According to reports, AT&T will outline the MindSpring plan in a letter to be sent today to FCC chairman William Kennard. Other companies will be allowed to use AT&T’s cable access once the agreement with Excite@Home expires.
The move is seen as an attempt by AT&T to show the FCC that Internet access can self-regulate and does not require government intervention.
Excite@Home, which holds an exclusive agreement to provide ISP services for AT&T customers, issued a statement supporting AT&T’s commitment and emphasizing that government regulation is not necessary to assure consumers a wide variety of choices for high-speed Internet access.
Exclusive Agreement Details Still Unclear
Although MindSpring applauds AT&T’s announcement, the company disagrees with AT&T’s plan to wait until its exclusivity agreements with companies such as Excite@Home (Nasdaq: ATHM) expire. “We are encouraged by AT&T’s efforts,” said Dave Baker, vice president of legal and regulatory affairs with MindSpring. “But consumers should enjoy the benefits of open access sooner rather than later. They should not have to wait for exclusive arrangements between AT&T and its affiliates to expire years from now.”

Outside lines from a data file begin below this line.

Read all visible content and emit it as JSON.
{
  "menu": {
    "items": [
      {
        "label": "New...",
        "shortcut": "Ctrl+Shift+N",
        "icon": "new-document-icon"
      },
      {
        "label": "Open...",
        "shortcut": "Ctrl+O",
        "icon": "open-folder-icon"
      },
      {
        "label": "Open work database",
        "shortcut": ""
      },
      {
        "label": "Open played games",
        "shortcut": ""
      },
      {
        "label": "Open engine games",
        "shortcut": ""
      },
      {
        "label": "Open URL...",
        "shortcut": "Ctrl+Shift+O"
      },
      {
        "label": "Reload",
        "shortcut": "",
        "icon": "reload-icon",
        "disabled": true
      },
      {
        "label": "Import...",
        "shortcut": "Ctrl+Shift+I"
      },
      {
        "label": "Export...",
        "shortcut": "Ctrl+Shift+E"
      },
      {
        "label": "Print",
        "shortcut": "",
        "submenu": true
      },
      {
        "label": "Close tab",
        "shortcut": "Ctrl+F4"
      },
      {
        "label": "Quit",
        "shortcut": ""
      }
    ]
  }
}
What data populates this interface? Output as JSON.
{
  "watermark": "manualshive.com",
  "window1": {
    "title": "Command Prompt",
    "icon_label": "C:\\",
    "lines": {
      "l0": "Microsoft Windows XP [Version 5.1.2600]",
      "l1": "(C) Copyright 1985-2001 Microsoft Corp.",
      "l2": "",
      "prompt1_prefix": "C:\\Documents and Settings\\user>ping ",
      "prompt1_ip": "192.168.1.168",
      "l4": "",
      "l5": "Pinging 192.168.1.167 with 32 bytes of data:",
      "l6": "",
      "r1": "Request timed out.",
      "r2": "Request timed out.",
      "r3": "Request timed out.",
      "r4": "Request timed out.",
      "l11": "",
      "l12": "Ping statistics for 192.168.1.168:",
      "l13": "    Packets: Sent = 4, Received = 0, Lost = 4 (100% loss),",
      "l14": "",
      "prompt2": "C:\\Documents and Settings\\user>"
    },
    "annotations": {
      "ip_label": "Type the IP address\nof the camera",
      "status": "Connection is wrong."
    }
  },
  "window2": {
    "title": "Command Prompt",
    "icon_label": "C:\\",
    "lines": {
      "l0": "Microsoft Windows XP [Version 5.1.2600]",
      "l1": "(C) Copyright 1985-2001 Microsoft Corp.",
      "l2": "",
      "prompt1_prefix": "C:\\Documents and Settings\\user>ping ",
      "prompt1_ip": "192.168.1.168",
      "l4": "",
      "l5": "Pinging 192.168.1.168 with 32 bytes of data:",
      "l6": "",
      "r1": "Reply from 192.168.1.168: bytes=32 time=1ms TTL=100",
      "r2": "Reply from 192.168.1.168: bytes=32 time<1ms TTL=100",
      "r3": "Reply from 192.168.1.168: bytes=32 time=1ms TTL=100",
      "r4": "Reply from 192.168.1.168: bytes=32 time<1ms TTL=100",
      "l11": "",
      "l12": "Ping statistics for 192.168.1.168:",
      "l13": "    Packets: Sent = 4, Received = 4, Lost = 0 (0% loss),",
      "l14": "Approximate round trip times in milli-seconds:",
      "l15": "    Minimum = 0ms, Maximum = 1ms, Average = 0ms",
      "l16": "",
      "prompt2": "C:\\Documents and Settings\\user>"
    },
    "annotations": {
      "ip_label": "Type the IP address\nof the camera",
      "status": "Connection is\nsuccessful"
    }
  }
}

MindSpring would like the government to strengthen the agrveement with an insistence that open access begin at once. “We hope that federal policy makers will grasp the opportunity that this initial agreement creates because only clear and unambiguous federal policy can make the promise of this agreement real, enforceable and timely,” said Baker. “Otherwise, today’s agreement may not benefit consumers for years to come.”
Excite@Home Affirms Exclusivity Agreement

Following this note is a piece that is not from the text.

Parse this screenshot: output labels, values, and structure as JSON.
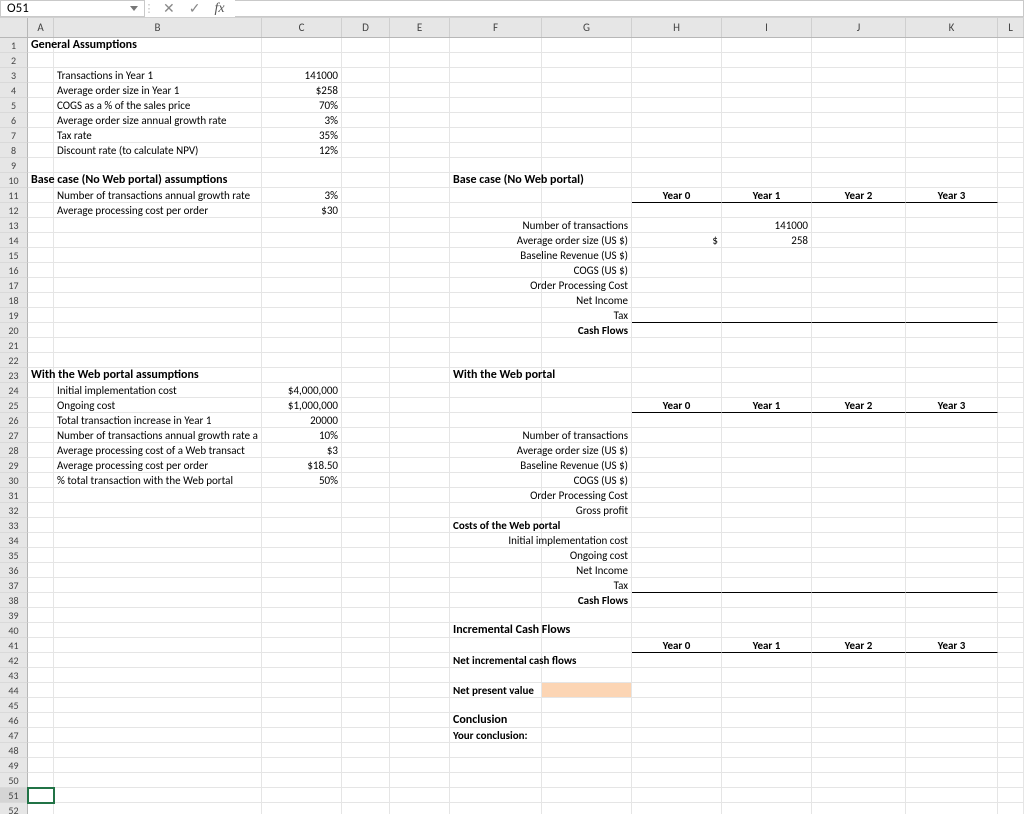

Excite@Home issued a statement affirming that government intervention is not necessary in the high-speed access market. The company also stated that AT&T has long planned on opening its access after the exclusivity agreement with Excite@Home expires.
“In a marketplace that is highly competitive and spurring investments, the terms by which cable companies provide their facilities to other businesses should be resolved in private business negotiations, not through government regulation.” If the FCC chooses to regulate high-speed access, Excite@Home would likely lose its exclusive agreement with AT&T.
Access Battle Has Been Raging
Ever since AT&T bought Tele-Communcations, Inc. in March, the New York-based company has faced a firestorm of opposition over the issue of Internet access. Consumer advocates claim that approval of the acquisition would render consumers subject to a monopoly, while municipalities like Portland, Oregon have sought to force AT&T to open its lines to other Internet service providers. AT&T has filed suit in response.
Until now, AT&T has opposed such open access because it would allow other companies to get a free ride on the billions of dollars it spent in upgrading its cable networks.
AOL Is Biggest Beneficiary
If AT&T does open access to other online providers in 2002, AOL will be the biggest beneficiary. With nearly 20 million subscribers, the number one online service provider has virtually no broadband assets. In fact, only several months ago, AOL feverishly tried to purchase Excite@Home, but could not come to terms over a price.
Additionally, AOL has been recently negotiating with Bell Atlantic to use its broadband assets.
In the past, AOL has been unsuccessful in cutting an access deal with AT&T, after talks stalled over issues of price and customer control.